And their story was of unique interest to the entire young Church, for whom the burning missionary question was, “Is the Gospel of Jesus just for the house of Israel, or does it call to faith also the Gentile world, and women, and children—none of whom commanded much attention before this?

How complex this encounter will be. By the purity standards of Israel’s religion, Jesus and his disciples should not have crossed the border into Syria. By these old values, the Church of Jesus should have no public mission to Gentile Phoenicians.

Consider the encounter another way. Tyre was a coastal port city, wealthy by comparison to the hinterlands of Galilee where Jesus and his disciples came from. Back there, Jewish farmers raised crops on which the wealthy Gentile cities like Tyre depended. Galilean Jews, seeing their produce consumed by strangers, might well feel hostile. The poor in Galilee needed Gentile markets, but might go to bed at night hungry, they and their children.

In this swirling vortex of religious, political, and economic judgment, how is Jesus remembered to have responded to a stranger, a mother seeking the healing of her perhaps epileptic daughter?

Eugene Peterson paraphrases Jesus’s answer: “Stand in line and take your turn. The children get fed first. If there’s any left over, the dogs get it.”

We’re stunned to hear our Jesus talk like that. He relegates this caring anxious mother and her sick daughter to the category of dogs?

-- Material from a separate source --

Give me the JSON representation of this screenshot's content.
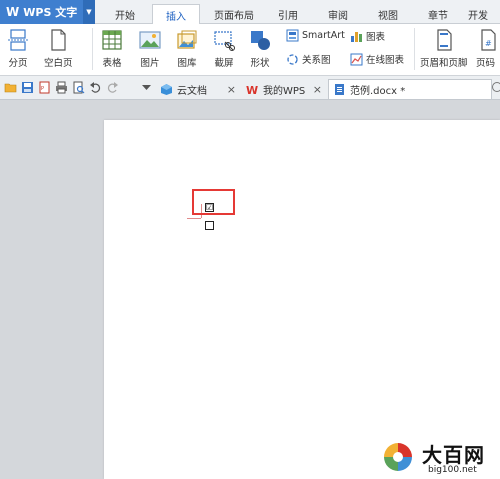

It was a more generous response than first-century religious people would have given: “Stand in line” isn’t “Go away.”

I think Jesus’s weariness is showing. Those endless lines of people wanting to be healed, back across the border in Israel: he cannot forget those children of God… they must come first, for his mission originates in Israel, the chosen covenant people of God.

But is this really the message of the Messiah, the Prince of Peace, the master of radical hospitality? Or is he mouthing the expected words that sum up the current state of religion, geography, politics, and economics so that the Church will hear… and be appalled and shocked into change?

“Of course, Master,” she replies in Peterson’s version, “But don’t dogs under the table get scraps dropped by the children?”

This is oral combat, says one commentator. And the Syrian woman wins. Dogs under the table are within the household.

We have witnessed what the first-century Church discovered over time: that the bread of Jesus’s body is broken not just for the traditionally religious and the confirmed members in good standing. Jesus receives, perceives, conceives, how radical is the love of God and the mission of his Church.

What he then proceeds to do for a deaf man who could not speak clearly, Jesus does for his Church: he opens our ears and frees our tongues to receive and transmit the gift of faith in the God who calls no one stranger.

James in his letter today asks, “Can faith save you?”

Jesus in his Gospel answers, “Yes.”

Faith in the one God of all, Syrian and Jew, Christian and Muslim, rich and poor, female and male, saves us from treating anyone as stranger. In that respect, faith saves others from getting the worst that is in us.

Faith saves us from wasting our lives asking questions that get us nowhere, saves us by calling us to ask questions that lead to truth.

Faith saves us from the bondage of lies perpetuated by geography, politics, economics, and religion.

Faith unlocks our future.